The course has been developed by the University of West London, in conjunction with the Savoy Butler School and the Royal Household and has been actively supported by City and Guilds.

On offer are two entry-level programmes, both delivered at the Sovren House Hospitality Academy in Barcelona: Level one – a five-day hospitality course equivalent to the PYA’s level two GUEST certificates; and Level two – a 10-day Professional Butler Service course.


"By linking these qualifications to the wider hospitality industry it ensures people have ongoing career prospects when they leave the yachting industry."



Also on offer are the Level three diploma and Level four foundation degree. The level three programme is a two-week course, followed by on-board tasks and projects which will be electronically submitted to the Academy while on board, with a final three days at the Academy for assessment and examination. The foundation degree level four course, which holds the Level three course as a prerequisite, is an online-only course and lasts between 12 and 18 months. All courses include specific maritime-based modules and have been designed so they can be delivered on board, depending upon numbers and locations.

Croft believes this course offers the solution to a problem so frequently bemoaned by the interior crew of this industry. “By linking these qualifications to the wider hospitality industry it ensures people have ongoing career prospects when they leave the yachting industry for those who wish to continue in the hospitality industry,” explains Croft.

John Croft, director, Sovren House Group

Not only this, but Sovren House Academy is offering a solution to the recurring problem of funding when it comes to training. “With most training programmes, whether you’re in the yachting industry or not, there is always the question of funding. In order to alleviate this issue, we’ve created The Hospitality Bond, which will entitle those taking the level two, three or four course to take advantage of a bespoke payment plan that will offer candidates the chance to pay in installments, rather than a one-off lump sum.

“The message we want to get across to people is that we are very flexible in terms of how we are going to do this,” explains Croft, who adds that the Academy will also consider including the cost of the STCW in any financial arrangaement. “I’m more than happy to sit down and discuss payment terms with students and we will act in an advisory capacity where required.”  

Following the training, the student will be passed on to Dovaston Crew, which will exclusively manage the students’ placements until the bond is cleared.

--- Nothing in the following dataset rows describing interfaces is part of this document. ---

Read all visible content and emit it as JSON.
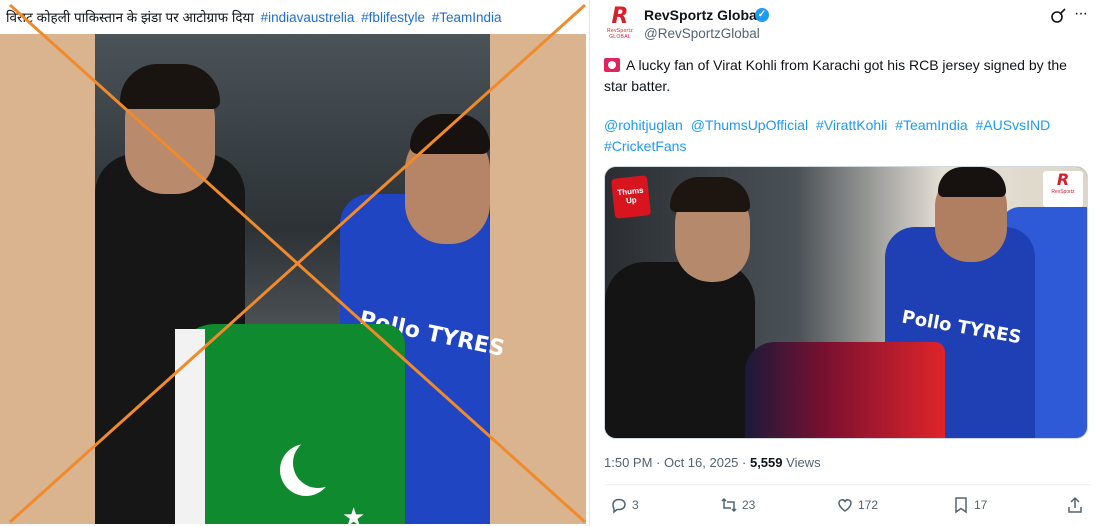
{
  "left": {
    "caption_text": "विराट कोहली पाकिस्तान के झंडा पर आटोग्राफ दिया",
    "hashtags": [
      "#indiavaustrelia",
      "#fblifestyle",
      "#TeamIndia"
    ],
    "flag_colors": {
      "green": "#0f8a2e",
      "white": "#ffffff"
    },
    "cross_color": "#f08a2b",
    "photo_sponsor_text": "Pollo TYRES"
  },
  "tweet": {
    "author_name": "RevSportz Global",
    "author_handle": "@RevSportzGlobal",
    "avatar_letter": "R",
    "avatar_sub": "RevSportz GLOBAL",
    "text": "A lucky fan of Virat Kohli from Karachi got his RCB jersey signed by the star batter.",
    "mentions_and_tags": [
      "@rohitjuglan",
      "@ThumsUpOfficial",
      "#VirattKohli",
      "#TeamIndia",
      "#AUSvsIND",
      "#CricketFans"
    ],
    "media": {
      "left_badge_text": "Thums Up",
      "right_badge_letter": "R",
      "right_badge_sub": "RevSportz",
      "sponsor_text": "Pollo TYRES"
    },
    "timestamp": "1:50 PM · Oct 16, 2025 · ",
    "views_count": "5,559",
    "views_label": " Views",
    "actions": {
      "replies": "3",
      "reposts": "23",
      "likes": "172",
      "bookmarks": "17"
    },
    "accent_color": "#1d9bf0"
  }
}
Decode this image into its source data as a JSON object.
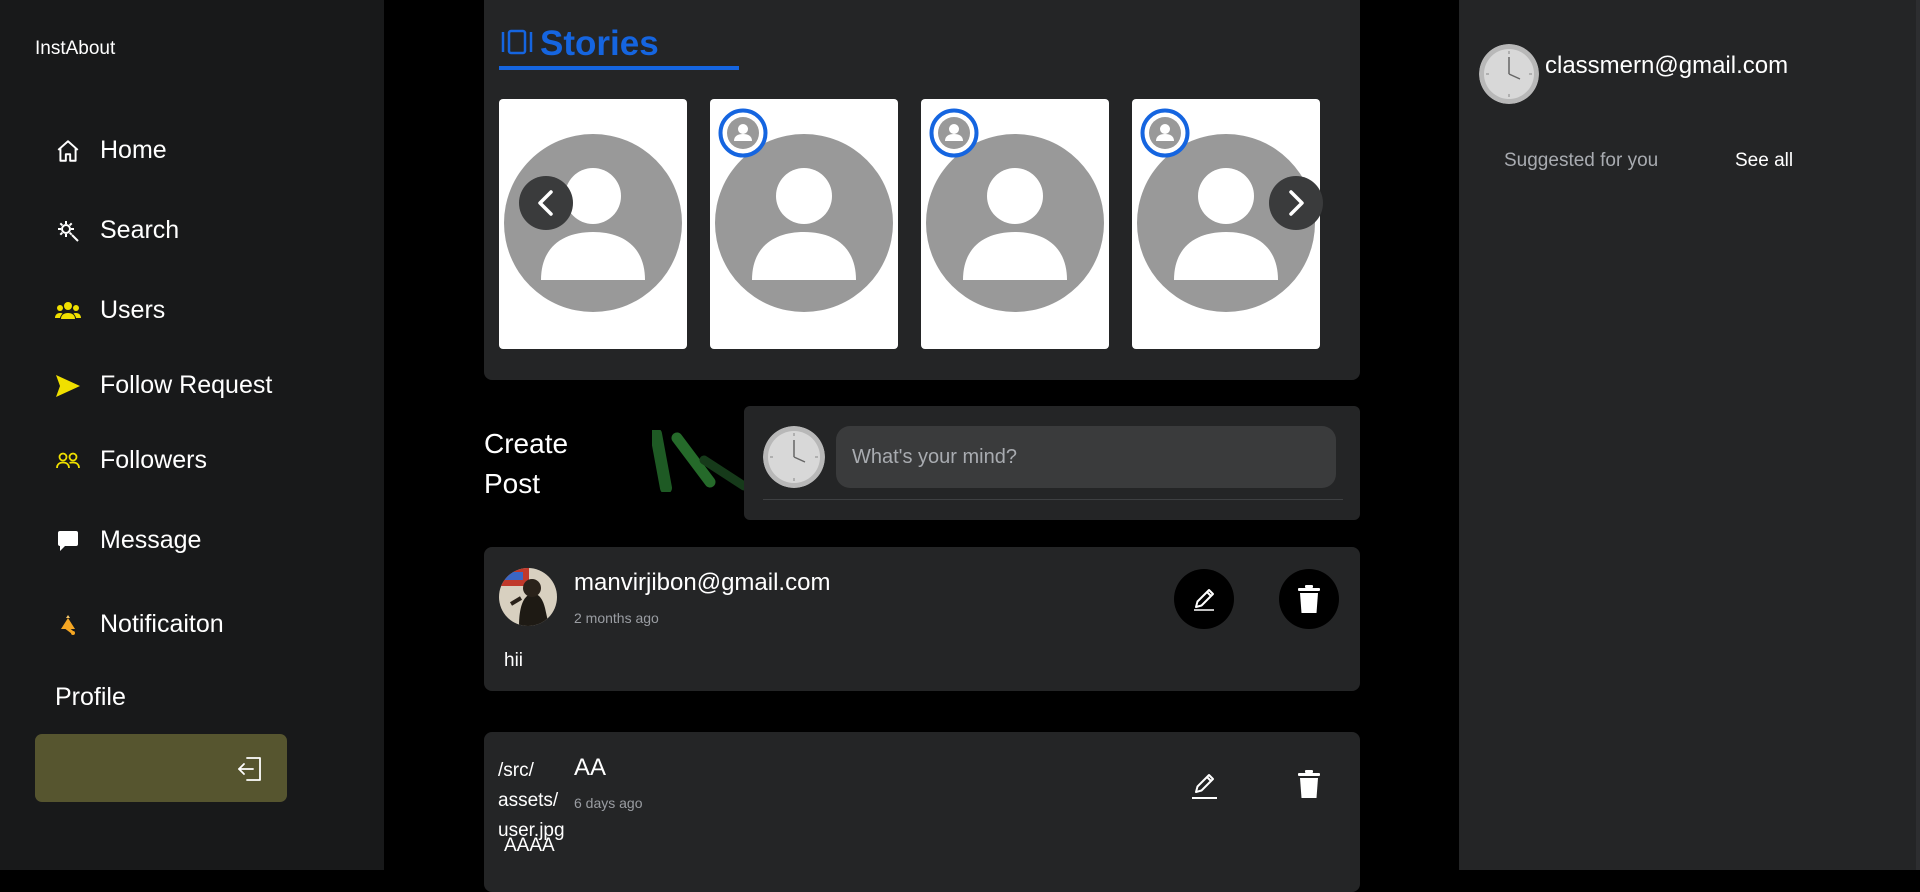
{
  "app": {
    "brand": "InstAbout"
  },
  "sidebar": {
    "items": [
      {
        "label": "Home",
        "icon": "home-icon"
      },
      {
        "label": "Search",
        "icon": "search-gear-icon"
      },
      {
        "label": "Users",
        "icon": "users-icon"
      },
      {
        "label": "Follow Request",
        "icon": "send-icon"
      },
      {
        "label": "Followers",
        "icon": "followers-icon"
      },
      {
        "label": "Message",
        "icon": "message-icon"
      },
      {
        "label": "Notificaiton",
        "icon": "notification-icon"
      }
    ],
    "profile_label": "Profile",
    "logout_icon": "logout-icon"
  },
  "stories": {
    "title": "Stories",
    "accent": "#1565e0"
  },
  "create_post": {
    "title_line1": "Create",
    "title_line2": "Post",
    "placeholder": "What's your mind?"
  },
  "posts": [
    {
      "author": "manvirjibon@gmail.com",
      "time": "2 months ago",
      "body": "hii"
    },
    {
      "author": "AA",
      "time": "6 days ago",
      "body": "AAAA",
      "avatar_alt": "/src/ assets/ user.jpg"
    }
  ],
  "right_panel": {
    "email": "classmern@gmail.com",
    "suggested_label": "Suggested for you",
    "see_all": "See all"
  },
  "colors": {
    "sidebar_bg": "#18191a",
    "card_bg": "#242526",
    "accent_yellow": "#f0e000",
    "logout_bg": "#56552f"
  }
}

“Ultimately,” concludes Croft, “we are hoping to provide owners and captains with the opportunity to up-skill and train their existing staff, and employ new staff trained to the high standards currently enjoyed by the wider hospitality industry.”